When someone goes to buy Grade A Vermont maple syrup, they can feel very confused by the system that's used. Making this slightly more difficult is that the USDA revised the grading system in 2015. Even old-timers who've used Grade A Vermont maple syrup for decades can benefit from understanding what the current system is and how it relates to the previous one.
There Are Four Sub-Grades of Grade A
Yes, that is how it now works. The reason for the change was to correct the consumer misperception that Grades B and C were inferior to Grade A. Those grades are not inferior, and many connoisseurs prefer them for their strong tastes and thicker consistencies, especially for baking. USDA officials wanted folks to understand these products are equal to Grade A syrup, and they changed the system to reflect the equality of the products.

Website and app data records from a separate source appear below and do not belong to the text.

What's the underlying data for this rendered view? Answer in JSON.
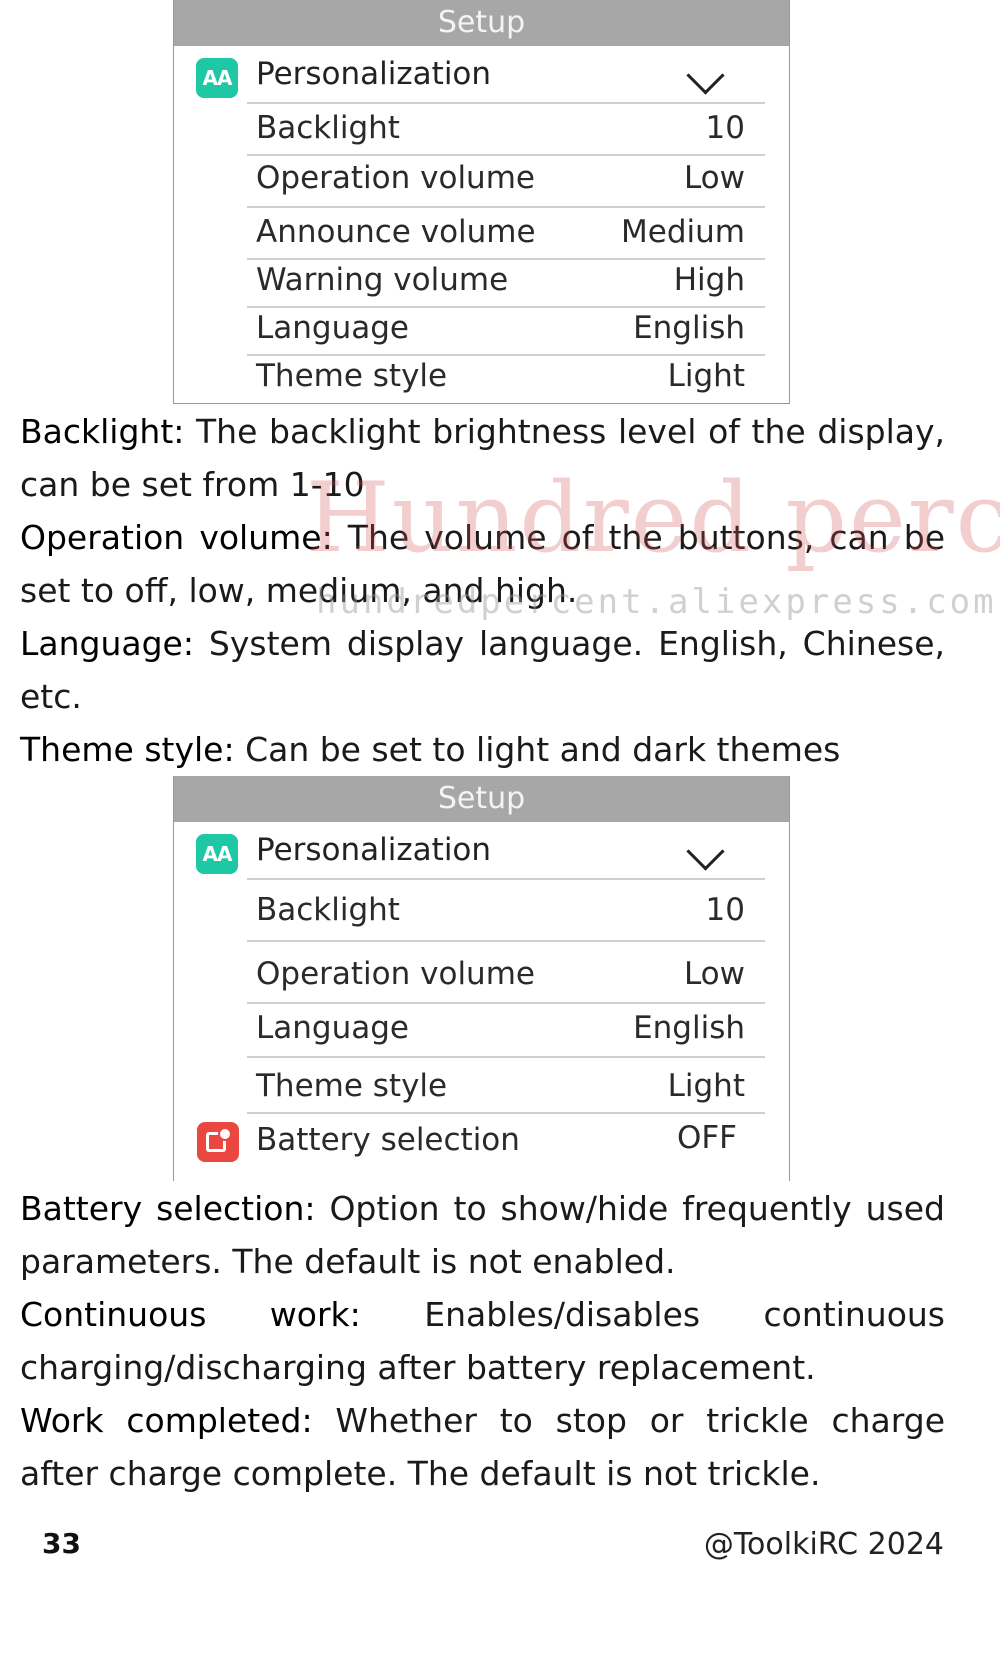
{
  "screen1": {
    "title": "Setup",
    "group": {
      "icon": "text-size-icon",
      "icon_text": "AA",
      "label": "Personalization",
      "chevron": "chevron-down-icon"
    },
    "rows": [
      {
        "label": "Backlight",
        "value": "10"
      },
      {
        "label": "Operation volume",
        "value": "Low"
      },
      {
        "label": "Announce volume",
        "value": "Medium"
      },
      {
        "label": "Warning volume",
        "value": "High"
      },
      {
        "label": "Language",
        "value": "English"
      },
      {
        "label": "Theme style",
        "value": "Light"
      }
    ]
  },
  "section1": {
    "backlight_term": "Backlight:",
    "backlight_text": " The backlight brightness level of the display, can be set from 1-10",
    "opvol_term": "Operation volume:",
    "opvol_text": " The volume of the buttons, can be set to off, low, medium, and high.",
    "language_term": "Language:",
    "language_text": " System display language. English, Chinese, etc.",
    "theme_term": "Theme style:",
    "theme_text": " Can be set to light and dark themes"
  },
  "watermark": {
    "big": "Hundred percent",
    "small": "hundredpercent.aliexpress.com"
  },
  "screen2": {
    "title": "Setup",
    "group": {
      "icon": "text-size-icon",
      "icon_text": "AA",
      "label": "Personalization",
      "chevron": "chevron-down-icon"
    },
    "rows": [
      {
        "label": "Backlight",
        "value": "10"
      },
      {
        "label": "Operation volume",
        "value": "Low"
      },
      {
        "label": "Language",
        "value": "English"
      },
      {
        "label": "Theme style",
        "value": "Light"
      },
      {
        "label": "Battery selection",
        "value": "OFF",
        "icon": "battery-selection-icon"
      }
    ]
  },
  "section2": {
    "battsel_term": "Battery selection:",
    "battsel_text": " Option to show/hide frequently used parameters. The default is not enabled.",
    "cont_term": "Continuous work:",
    "cont_text": " Enables/disables continuous charging/discharging after battery replacement.",
    "done_term": "Work completed:",
    "done_text": " Whether to stop or trickle charge after charge complete. The default is not trickle."
  },
  "footer": {
    "page": "33",
    "credit": "@ToolkiRC 2024"
  },
  "colors": {
    "titlebar": "#a7a7a7",
    "personalization_icon": "#1ec8a5",
    "battery_icon": "#e9473f"
  }
}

There used to be two sub-grades of Grade A: fancy and dark amber. The current "golden color" grade is the lightest in color and weakest in flavor, and it is most commonly used as a topping. This is the old "fancy" version. If you've ever poured authentic Grade A Vermont maple syrup on pancakes, for example, there's a pretty good chance it came from this class. If an older recipe calls for Grade A, assume "golden color" is what it means.
Dark amber in the old system was reclassified as amber color in the new one. It is known for a darker color and richer flavor compared to the golden variety of Grade A Vermont maple syrup.
This is the former Grade B product. To be clear, many aficionados consider this the most desirable grade. If you're new to maple syrup, that might surprise you. However, it also serves to explain why the USDA decided to change the grading scale.
One major advantage of the dark color maple syrup is that it can hold its own against other strong flavors. For example, it has a strong enough taste to be used in vinaigrettes, dark coffees, hard drinks, and ciders. You can also use it in place of molasses or brown sugar if you'd like a less processed product to use in baking and sauces.
Very Dark Color
This grade is the closest a syrup gets to molasses, and most recipes allow a one-for-one substitution of the two products. It is largely sold to commercial operations for making candy and baked goods. Folks who want a strong taste and dark glaze prefer this grade.